= Beginning of Section =

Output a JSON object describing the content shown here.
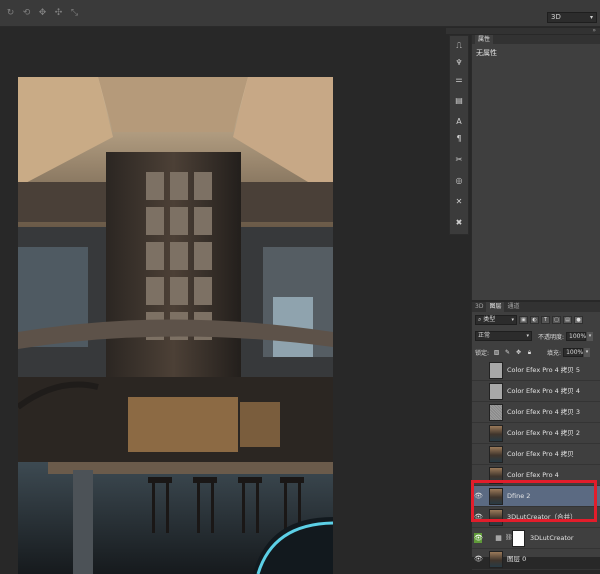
{
  "toolbar": {
    "icons": [
      "orbit-3d-icon",
      "roll-3d-icon",
      "pan-3d-icon",
      "slide-3d-icon",
      "scale-3d-icon"
    ],
    "mode_select": "3D"
  },
  "tool_strip": {
    "icons": [
      "history-brush-icon",
      "character-icon",
      "properties-sliders-icon",
      "adjust-icon",
      "text-icon",
      "paragraph-icon",
      "transform-icon",
      "path-icon",
      "tool-x-icon",
      "cross-tools-icon"
    ]
  },
  "properties_panel": {
    "tab_label": "属性",
    "title": "无属性"
  },
  "layers_panel": {
    "tabs": [
      "3D",
      "图层",
      "通道"
    ],
    "active_tab": "图层",
    "kind_filter": "类型",
    "blend_mode": "正常",
    "opacity_label": "不透明度:",
    "opacity_value": "100%",
    "lock_label": "锁定:",
    "fill_label": "填充:",
    "fill_value": "100%",
    "layers": [
      {
        "name": "Color Efex Pro 4 拷贝 5",
        "visible": false,
        "thumb": "gray"
      },
      {
        "name": "Color Efex Pro 4 拷贝 4",
        "visible": false,
        "thumb": "gray"
      },
      {
        "name": "Color Efex Pro 4 拷贝 3",
        "visible": false,
        "thumb": "noise"
      },
      {
        "name": "Color Efex Pro 4 拷贝 2",
        "visible": false,
        "thumb": "photo"
      },
      {
        "name": "Color Efex Pro 4 拷贝",
        "visible": false,
        "thumb": "photo"
      },
      {
        "name": "Color Efex Pro 4",
        "visible": false,
        "thumb": "photo"
      },
      {
        "name": "Dfine 2",
        "visible": true,
        "thumb": "photo",
        "selected": true
      },
      {
        "name": "3DLutCreator（合并）",
        "visible": true,
        "thumb": "photo"
      },
      {
        "name": "3DLutCreator",
        "visible": true,
        "adjustment": true
      },
      {
        "name": "图层 0",
        "visible": true,
        "thumb": "photo"
      }
    ]
  },
  "colors": {
    "highlight": "#e21d2b",
    "selected_layer": "#5b6a82",
    "visibility_green": "#5f9a39"
  }
}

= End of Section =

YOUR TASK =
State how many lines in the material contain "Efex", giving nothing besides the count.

ANSWER TO THE PROBLEM =
6